“In some ways we are living someone else’s to-do list.”

He said, “In our professional lives, I call this the era of reactionary workflow. In our personal lives, it’s reactionary living. . . .With endless streams of information always flowing in, we have become increasingly reactive . . . rather than being proactive with what matters most to us.”

One of Belsky’s most compelling concepts was “insecurity work” — the compulsive checking of e-mail, feeds, texts, tweets, posts and other e-stimuli in a futile effort to assure ourselves, as he put it, that everything is OK.

“We want to know that our family and friends are there for us,” that our jobs still need us, that our stocks haven’t tanked and the world hasn’t ended while we were checking Facebook.

But through this constant vigilance, he said, “we are losing interest in ourselves,” he said.
At the same time, we’re increasingly ignoring life’s serendipitous gifts of surprise, accident and coincidence. “As we become more connected and wedded to our devices, we become less open to circumstance. Quite simply, we stop noticing what’s going on around us.”

Belsky noted that he met his wife because of a chance meeting between their mothers, strangers until then, who chatted in a nail salon while their nails dried. “I have to wonder,” he said, “if these two women had had their smartphones and their iPads, would they have even started talking?”

“I encourage you to value the circumstantial, recognize how powerful it is and then mine the circumstantial more intentionally.”

Belsky’s key prescription for his audience was to build into the daily routine opportunities for deep thinking and for focus on true priorities. “Create windows of non-stimulation during your day and life, whether they are habits or rituals or both.”

In that spirit, a group of Jewish artists launched a project called the Sabbath Manifesto, through which they (as their website explains) have “adapted our ancestors’ rituals by carving out one day per week to unwind, unplug, relax, reflect, get outdoors and get with loved ones.”

In 2010 the group declared a National Day of Unplugging, and issued an Unplug Challenge, wherein celebrities disconnected themselves from the e-hive mind for 24 hours.
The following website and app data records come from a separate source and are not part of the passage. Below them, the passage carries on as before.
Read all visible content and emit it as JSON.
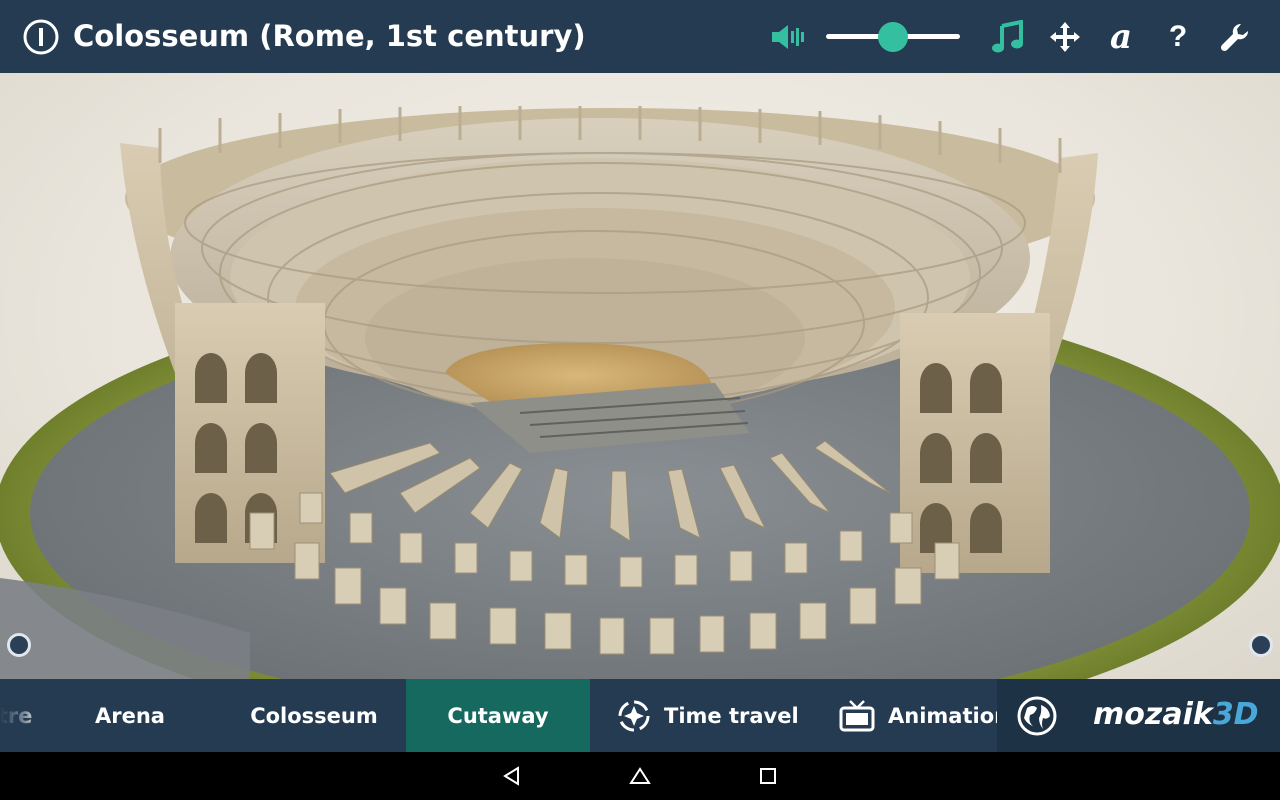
{
  "app": {
    "title": "Colosseum (Rome, 1st century)"
  },
  "toolbar": {
    "volume_icon": "speaker-icon",
    "volume_level": 0.5,
    "music_icon": "music-note-icon",
    "move_icon": "move-arrows-icon",
    "label_glyph": "a",
    "help_glyph": "?",
    "settings_icon": "wrench-icon"
  },
  "colors": {
    "bar": "#243b51",
    "accent": "#33bfa0",
    "active_tab": "#15695f",
    "brand_3d": "#4aa8d8"
  },
  "nav": {
    "tabs": [
      {
        "label": "tre",
        "active": false
      },
      {
        "label": "Arena",
        "active": false
      },
      {
        "label": "Colosseum",
        "active": false
      },
      {
        "label": "Cutaway",
        "active": true
      },
      {
        "label": "Time travel",
        "active": false,
        "icon": "time-travel-icon"
      },
      {
        "label": "Animation",
        "active": false,
        "icon": "tv-icon"
      }
    ]
  },
  "brand": {
    "logo_main": "mozaik",
    "logo_accent": "3D",
    "globe_icon": "globe-icon"
  },
  "system": {
    "back_icon": "back-triangle-icon",
    "home_icon": "home-circle-icon",
    "recents_icon": "recents-square-icon"
  }
}
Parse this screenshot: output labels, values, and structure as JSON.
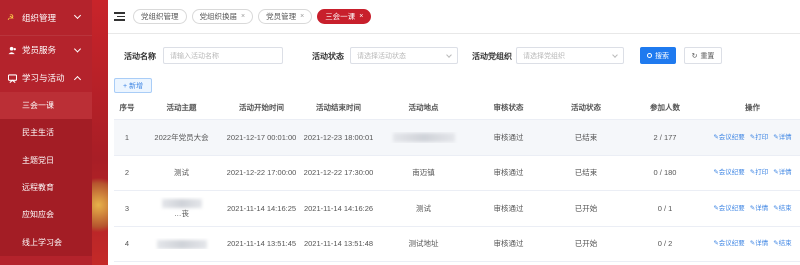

Participants included actor Josh Radnor.

“The 21st century challenge is to keep your focus, and preserve the sanctity of mind that is required to create, and ultimately make an impact on what matters most. Imagination happens when your mind has the freedom to run rampant,” Belsky said.

Belsky also advised his listeners to “recognize the insecurity work that you do and compartmentalize it”; and to learn to rely on their own mental resources. “Nothing should resonate more than your own intuition.”

“It’s all really difficult to do,” he concluded. “But we’re all part of the future, so we really need to figure this out.”

In the years to come, he said, “I believe that focus and the ability to be present will be the greatest competitive advantage for success professionally, and certainly personally.”